If this supposition is correct, then there can be no justification for this political interference. Only if this supposition is wrong, can the direct involvement of Key and Joyce be understood.
It’s a sure sign of serious trouble when the big guns come out into the open.

John Key first stepped in to Chorus’ broadband pricing debate back in December.  He said then that the Commerce Commission’s draft determination on wholesale pricing was “very problematic” and that the government would not rule out legislating to get the outcome it wants.

That is a threat and Amy Adams followed up on it last month when she released a discussion document on broadband wholesale pricing.  She made it clear that the only matters up for discussion were how she would get the pricing outcome she wanted.

She gave two reasons to justify the Prime Minister’s threat.

The first, removing pricing uncertainty, has some justification but holds to ransom the more than 25% of rural consumers who will never have access to UFB services.

The second, ensuring that consumer’s best future-interests are met, is an absolute crock.  It is in no-ones ‘best’ interests to be forced to pay a surcharge over what the regulator deems a fair price for an inferior level of broadband service.

Price uncertainty arises from the Commerce Commission’s role in setting a fair wholesale price for monopoly services provided by Chorus.

That role was written in to law by Mr Key’s government consequent on Chorus being separated from Telecom.  It sensibly changed the pricing principle for monopoly services from a price-minus basis, to a cost-plus basis.

Actually there are two pricing principles in the Telecommunications Act.  The Initial Pricing Principle defines the methodology that the Commerce Commission must follow and it is the Commission’s preliminary view on this, that was published in December.

The Final Pricing Principle defines a different methodology that must be followed in the event that the Initial Price is not accepted by any party to the wholesale agreement.

Despite overwhelming evidence in support of the draft initial price (and some evidence for a greater price reduction), Chorus have signaled that they would invoke the Final Pricing Principle approach if that price is confirmed.  That final method is complex and could take years to settle.  Chorus would gain by continuing to receive its monopoly price until the issue is settled.

So the Commerce Commission did its work, according to the rules the government set for it, and came to the conclusion that the wholesale price was too high by 28%, or $12.53 per month.

The Telecommunication Act provided for Chorus to retain its monopoly price for three years with the new regulated price applying from 1st December 2014.  So there remains more than 15 months to work through the complexities of the Final Pricing Principle approach.

Big-gunsDespite this, big guns John Key and Steven Joyce again stepped in to the issue last week.

Key claimed, without justifying his arguments, that Chorus could ‘go broke’ and that the Commerce Commission broke the law.  And Steven Joyce successfully persuaded would-be participants in the ‘Axe the Copper Tax’ campaign against the government’s interference, to not take part.
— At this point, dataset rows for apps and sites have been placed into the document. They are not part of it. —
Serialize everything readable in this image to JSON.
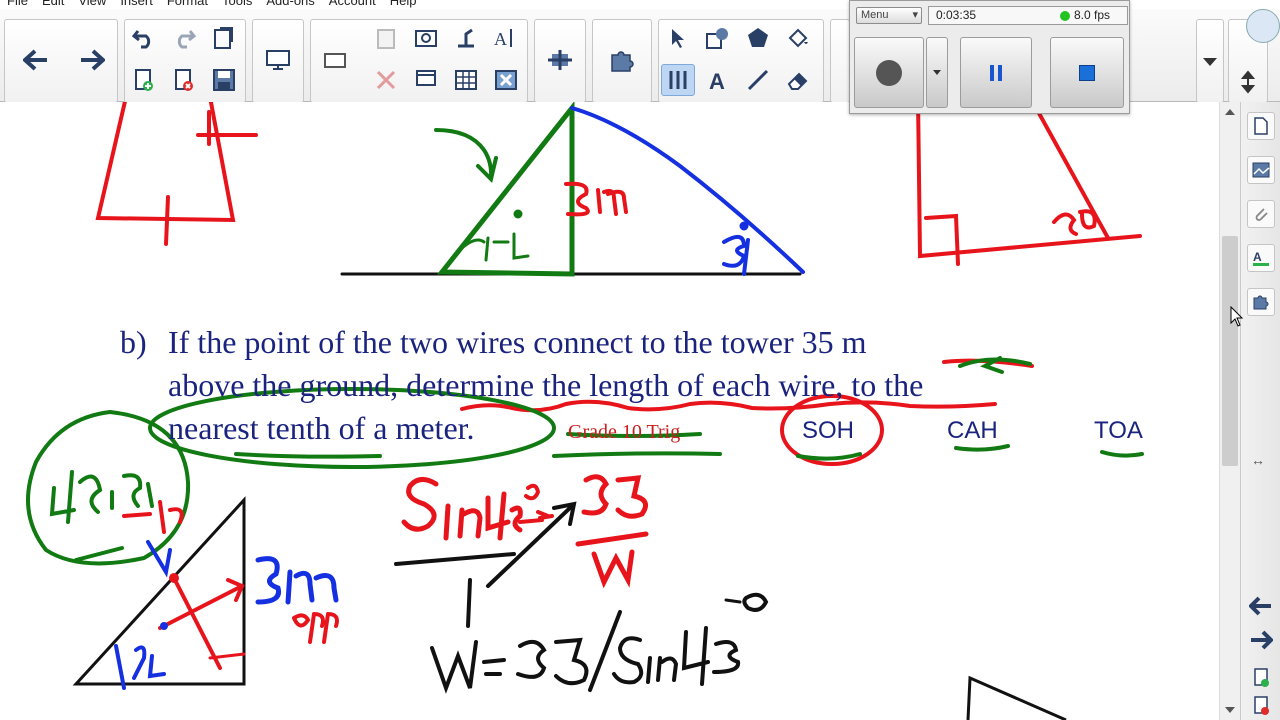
{
  "menu": [
    "File",
    "Edit",
    "View",
    "Insert",
    "Format",
    "Tools",
    "Add-ons",
    "Account",
    "Help"
  ],
  "recorder": {
    "menu_label": "Menu",
    "time": "0:03:35",
    "fps": "8.0 fps"
  },
  "content": {
    "part_label": "b)",
    "line1": "If the point of the two wires connect to the tower 35 m",
    "line2": "above the ground, determine the length of each wire, to the",
    "line3": "nearest tenth of a meter.",
    "grade_label": "Grade 10 Trig",
    "soh": "SOH",
    "cah": "CAH",
    "toa": "TOA"
  },
  "colors": {
    "text_navy": "#1a237e",
    "ink_red": "#e8141c",
    "ink_green": "#127a12",
    "ink_blue": "#1530e0",
    "ink_black": "#111111",
    "grade_label_red": "#cc1d1d",
    "fps_indicator": "#22c322"
  },
  "icons": [
    "back-arrow-icon",
    "forward-arrow-icon",
    "undo-icon",
    "redo-icon",
    "paste-icon",
    "new-page-icon",
    "delete-page-icon",
    "save-icon",
    "screen-shade-icon",
    "camera-icon",
    "delete-icon",
    "clipboard-icon",
    "table-icon",
    "select-icon",
    "shapes-icon",
    "fill-icon",
    "pen-icon",
    "text-icon",
    "line-icon",
    "eraser-icon",
    "addon-icon",
    "scroll-up-icon"
  ]
}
The big question is, why are the big guns involved?

Let’s explore a supposition.

Suppose that the contract for installing 70% of the government’s UFB initiative was awarded to Chorus without any pre-conditions attached.

That is, for Chorus, the investment was financially sensible and would earn a reasonable return without the need for significant cross-subsidisation from their copper network activities.  It seems a fair assumption since Chorus CEO Mark Ratcliffe, who led Telecom’s UFB bid, would have been well aware of the level requirement to move to a new method for calculating the copper price.

And for the government, the nearly $1 billion paid to Chorus did not have a contingent liability around the uptake of UFB broadband nor around maintaining the regulated price for copper services.  This assumption may be more difficult to justify given then Minister Steven Joyce’s insistence on a ‘regulatory holiday’ to assure Chorus of price certainty.  He is a very pragmatic person and his rapid backing down from that concept in 2011, may have been based on another way of achieving the same outcome as a regulatory holiday.  Certainly the Commerce Commission’s draft UFB price unexpectantly took away some revenue certainty from Chorus.

If this supposition is correct, then there can be no justification for this political interference.  Nor can there be any need.

Only if this supposition is wrong, can the direct involvement of Key and Joyce be understood.